#### Given records
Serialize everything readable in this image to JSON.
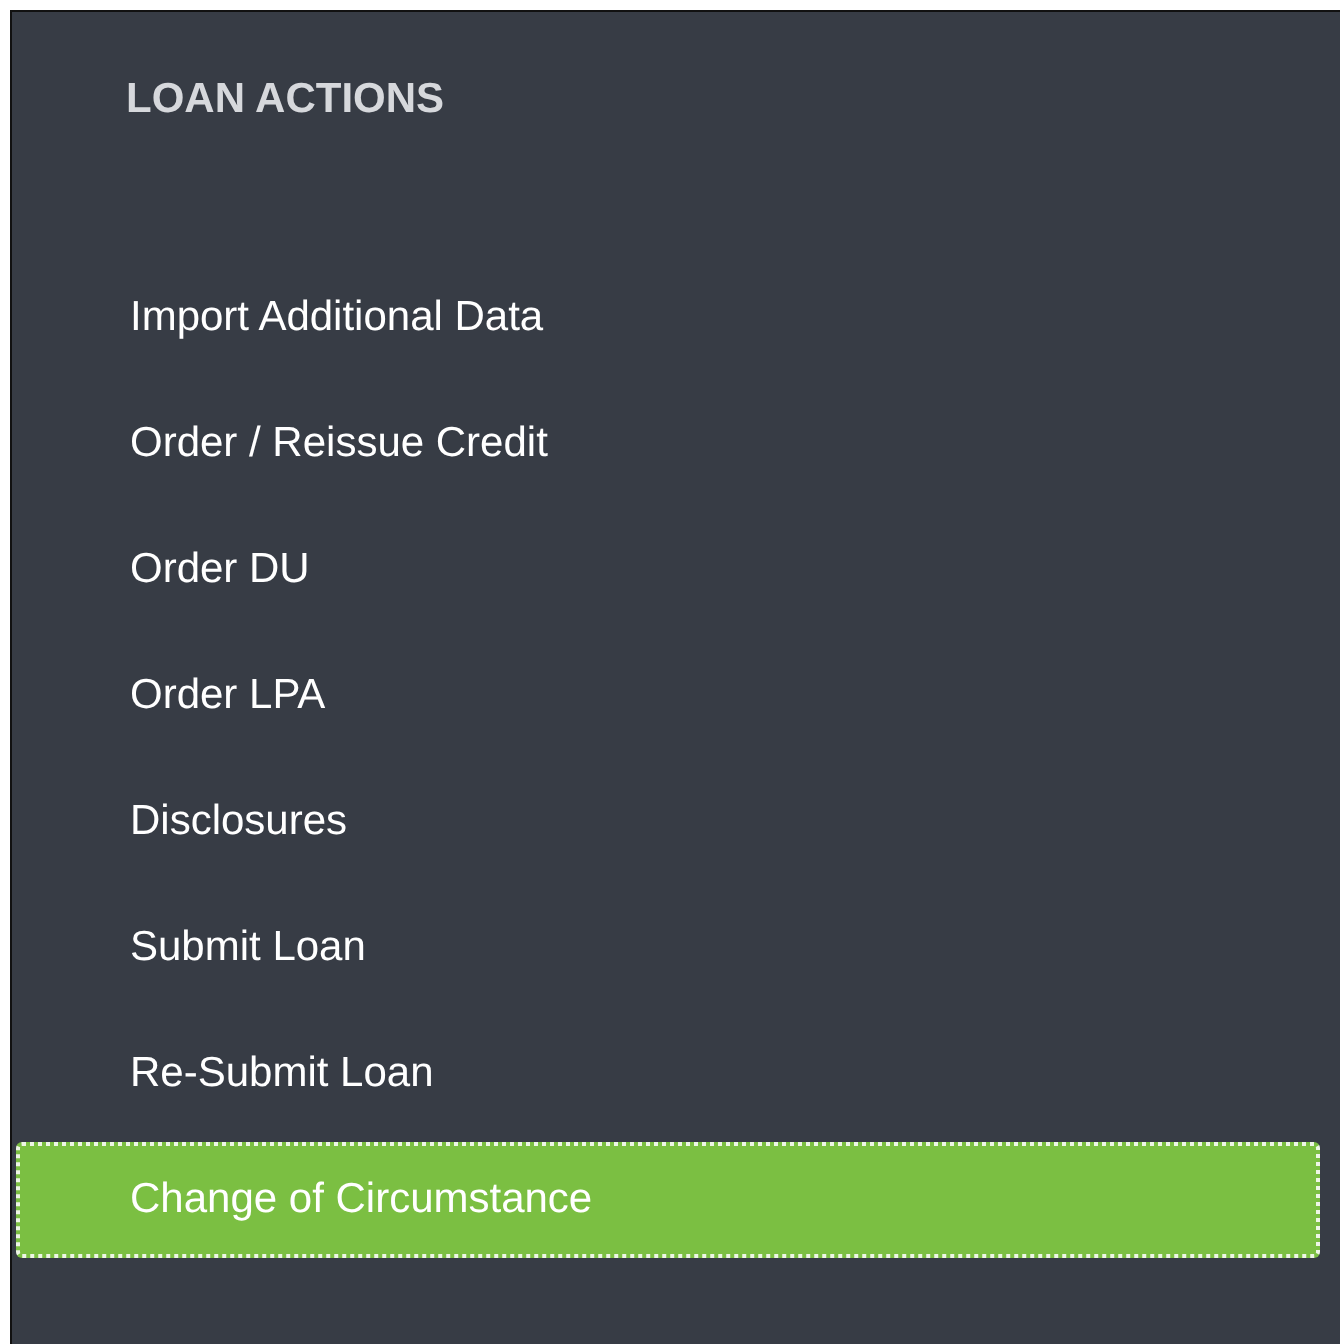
{
  "panel": {
    "title": "LOAN ACTIONS"
  },
  "actions": [
    {
      "label": "Import Additional Data",
      "selected": false
    },
    {
      "label": "Order / Reissue Credit",
      "selected": false
    },
    {
      "label": "Order DU",
      "selected": false
    },
    {
      "label": "Order LPA",
      "selected": false
    },
    {
      "label": "Disclosures",
      "selected": false
    },
    {
      "label": "Submit Loan",
      "selected": false
    },
    {
      "label": "Re-Submit Loan",
      "selected": false
    },
    {
      "label": "Change of Circumstance",
      "selected": true
    }
  ]
}
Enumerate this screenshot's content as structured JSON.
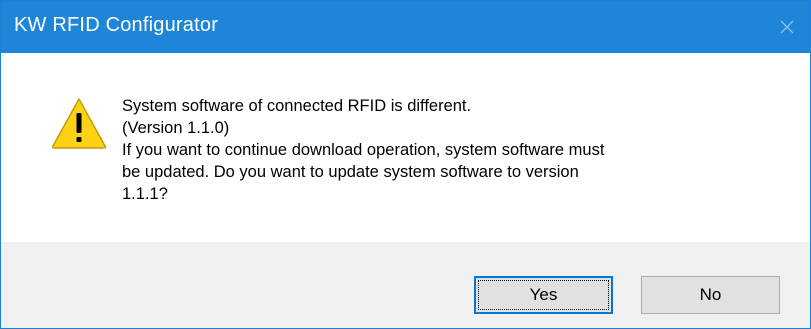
{
  "window": {
    "title": "KW RFID Configurator"
  },
  "message": {
    "lines": [
      "System software of connected RFID is different.",
      "(Version 1.1.0)",
      "If you want to continue download operation, system software must",
      "be updated. Do you want to update system software to version",
      "1.1.1?"
    ]
  },
  "buttons": {
    "yes_label": "Yes",
    "no_label": "No"
  },
  "icons": {
    "dialog_icon": "warning-icon",
    "close": "close-icon"
  },
  "colors": {
    "titlebar": "#1f85d8",
    "footer": "#f0f0f0",
    "warning_fill": "#fcd116",
    "accent": "#0078d7"
  }
}
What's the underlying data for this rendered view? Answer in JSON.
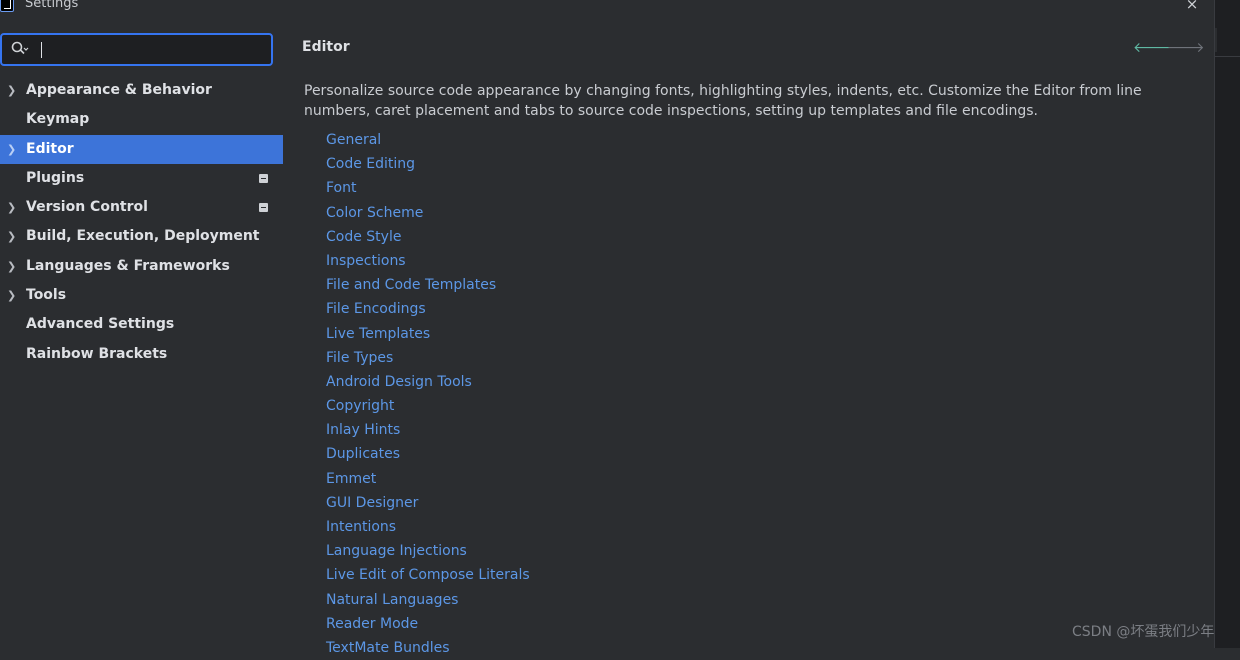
{
  "window": {
    "title": "Settings",
    "close_glyph": "×"
  },
  "search": {
    "value": "",
    "placeholder": ""
  },
  "sidebar": {
    "items": [
      {
        "label": "Appearance & Behavior",
        "expandable": true,
        "selected": false,
        "badge": false
      },
      {
        "label": "Keymap",
        "expandable": false,
        "selected": false,
        "badge": false
      },
      {
        "label": "Editor",
        "expandable": true,
        "selected": true,
        "badge": false
      },
      {
        "label": "Plugins",
        "expandable": false,
        "selected": false,
        "badge": true
      },
      {
        "label": "Version Control",
        "expandable": true,
        "selected": false,
        "badge": true
      },
      {
        "label": "Build, Execution, Deployment",
        "expandable": true,
        "selected": false,
        "badge": false
      },
      {
        "label": "Languages & Frameworks",
        "expandable": true,
        "selected": false,
        "badge": false
      },
      {
        "label": "Tools",
        "expandable": true,
        "selected": false,
        "badge": false
      },
      {
        "label": "Advanced Settings",
        "expandable": false,
        "selected": false,
        "badge": false
      },
      {
        "label": "Rainbow Brackets",
        "expandable": false,
        "selected": false,
        "badge": false
      }
    ]
  },
  "main": {
    "title": "Editor",
    "back_glyph": "🡐",
    "forward_glyph": "🡒",
    "description": "Personalize source code appearance by changing fonts, highlighting styles, indents, etc. Customize the Editor from line numbers, caret placement and tabs to source code inspections, setting up templates and file encodings.",
    "links": [
      "General",
      "Code Editing",
      "Font",
      "Color Scheme",
      "Code Style",
      "Inspections",
      "File and Code Templates",
      "File Encodings",
      "Live Templates",
      "File Types",
      "Android Design Tools",
      "Copyright",
      "Inlay Hints",
      "Duplicates",
      "Emmet",
      "GUI Designer",
      "Intentions",
      "Language Injections",
      "Live Edit of Compose Literals",
      "Natural Languages",
      "Reader Mode",
      "TextMate Bundles"
    ]
  },
  "watermark": "CSDN @坏蛋我们少年",
  "colors": {
    "background": "#2b2d30",
    "selection": "#3d74d9",
    "link": "#5c97e6",
    "focus_border": "#3574f0",
    "back_arrow": "#5fb8a3"
  }
}
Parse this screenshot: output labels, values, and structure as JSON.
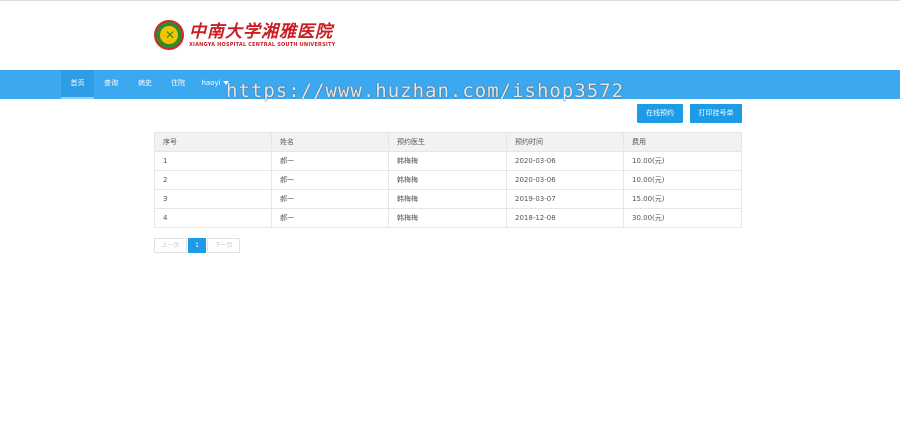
{
  "logo": {
    "name_cn": "中南大学湘雅医院",
    "name_en": "XIANGYA HOSPITAL CENTRAL SOUTH UNIVERSITY"
  },
  "nav": {
    "items": [
      "首页",
      "查询",
      "病史",
      "住院"
    ],
    "user": "haoyi"
  },
  "watermark": "https://www.huzhan.com/ishop3572",
  "actions": {
    "online_booking": "在线预约",
    "print_ticket": "打印挂号单"
  },
  "table": {
    "headers": [
      "序号",
      "姓名",
      "预约医生",
      "预约时间",
      "费用"
    ],
    "rows": [
      [
        "1",
        "郝一",
        "韩梅梅",
        "2020-03-06",
        "10.00(元)"
      ],
      [
        "2",
        "郝一",
        "韩梅梅",
        "2020-03-06",
        "10.00(元)"
      ],
      [
        "3",
        "郝一",
        "韩梅梅",
        "2019-03-07",
        "15.00(元)"
      ],
      [
        "4",
        "郝一",
        "韩梅梅",
        "2018-12-08",
        "30.00(元)"
      ]
    ]
  },
  "pagination": {
    "prev": "上一页",
    "current": "1",
    "next": "下一页"
  },
  "colors": {
    "nav_bg": "#3ba8f0",
    "button_bg": "#1e9be6",
    "brand_red": "#c81e24"
  }
}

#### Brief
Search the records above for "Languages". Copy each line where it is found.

#### Solution
        "label": "Languages & Frameworks",
      "Natural Languages",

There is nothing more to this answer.